__INSTRUCTIONS TO FOLLOW__
Check each line of the material below, and copy it if it holds the string "title".

__DATASET ENTRIES__
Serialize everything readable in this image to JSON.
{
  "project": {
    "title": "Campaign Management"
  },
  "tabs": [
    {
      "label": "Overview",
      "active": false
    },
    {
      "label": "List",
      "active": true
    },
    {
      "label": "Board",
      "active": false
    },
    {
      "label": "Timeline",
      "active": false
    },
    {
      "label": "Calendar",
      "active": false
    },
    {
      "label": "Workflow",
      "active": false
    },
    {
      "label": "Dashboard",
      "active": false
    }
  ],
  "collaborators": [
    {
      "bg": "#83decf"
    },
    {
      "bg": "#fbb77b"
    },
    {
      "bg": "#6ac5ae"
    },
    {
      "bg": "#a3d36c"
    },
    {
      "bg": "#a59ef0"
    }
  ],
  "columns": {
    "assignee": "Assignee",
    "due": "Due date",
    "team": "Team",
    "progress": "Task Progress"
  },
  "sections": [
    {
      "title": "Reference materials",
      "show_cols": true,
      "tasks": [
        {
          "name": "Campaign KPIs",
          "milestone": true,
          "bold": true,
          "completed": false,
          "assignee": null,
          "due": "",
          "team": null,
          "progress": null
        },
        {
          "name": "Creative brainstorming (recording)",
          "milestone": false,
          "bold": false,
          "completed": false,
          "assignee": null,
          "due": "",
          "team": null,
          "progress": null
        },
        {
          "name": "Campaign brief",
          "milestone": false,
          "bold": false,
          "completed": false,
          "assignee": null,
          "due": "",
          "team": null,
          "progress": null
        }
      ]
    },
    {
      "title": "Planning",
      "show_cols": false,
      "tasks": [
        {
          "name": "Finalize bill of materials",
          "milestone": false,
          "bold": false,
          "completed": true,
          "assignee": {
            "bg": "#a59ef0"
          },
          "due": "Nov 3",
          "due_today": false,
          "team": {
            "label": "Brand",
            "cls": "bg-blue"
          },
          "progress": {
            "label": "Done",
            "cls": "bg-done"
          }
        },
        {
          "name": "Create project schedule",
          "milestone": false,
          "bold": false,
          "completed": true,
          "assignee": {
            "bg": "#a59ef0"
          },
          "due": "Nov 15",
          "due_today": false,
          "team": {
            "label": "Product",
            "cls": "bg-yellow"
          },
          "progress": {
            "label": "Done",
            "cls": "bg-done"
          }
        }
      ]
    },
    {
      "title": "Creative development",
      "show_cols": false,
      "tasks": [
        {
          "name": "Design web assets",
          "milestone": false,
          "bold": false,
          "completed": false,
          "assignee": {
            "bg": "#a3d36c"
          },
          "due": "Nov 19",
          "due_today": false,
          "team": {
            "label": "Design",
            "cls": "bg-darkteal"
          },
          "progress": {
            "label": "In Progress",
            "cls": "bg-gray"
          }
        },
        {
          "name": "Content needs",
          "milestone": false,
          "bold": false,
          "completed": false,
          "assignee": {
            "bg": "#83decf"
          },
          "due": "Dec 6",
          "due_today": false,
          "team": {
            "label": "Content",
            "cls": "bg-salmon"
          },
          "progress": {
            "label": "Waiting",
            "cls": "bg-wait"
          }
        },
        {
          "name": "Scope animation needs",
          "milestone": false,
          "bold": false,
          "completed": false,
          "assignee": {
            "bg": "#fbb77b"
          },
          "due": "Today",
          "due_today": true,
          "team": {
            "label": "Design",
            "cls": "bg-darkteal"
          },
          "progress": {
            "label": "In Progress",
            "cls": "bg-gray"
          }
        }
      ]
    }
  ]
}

__ANSWER BOX__
    "title": "Campaign Management"
      "title": "Reference materials",
      "title": "Planning",
      "title": "Creative development",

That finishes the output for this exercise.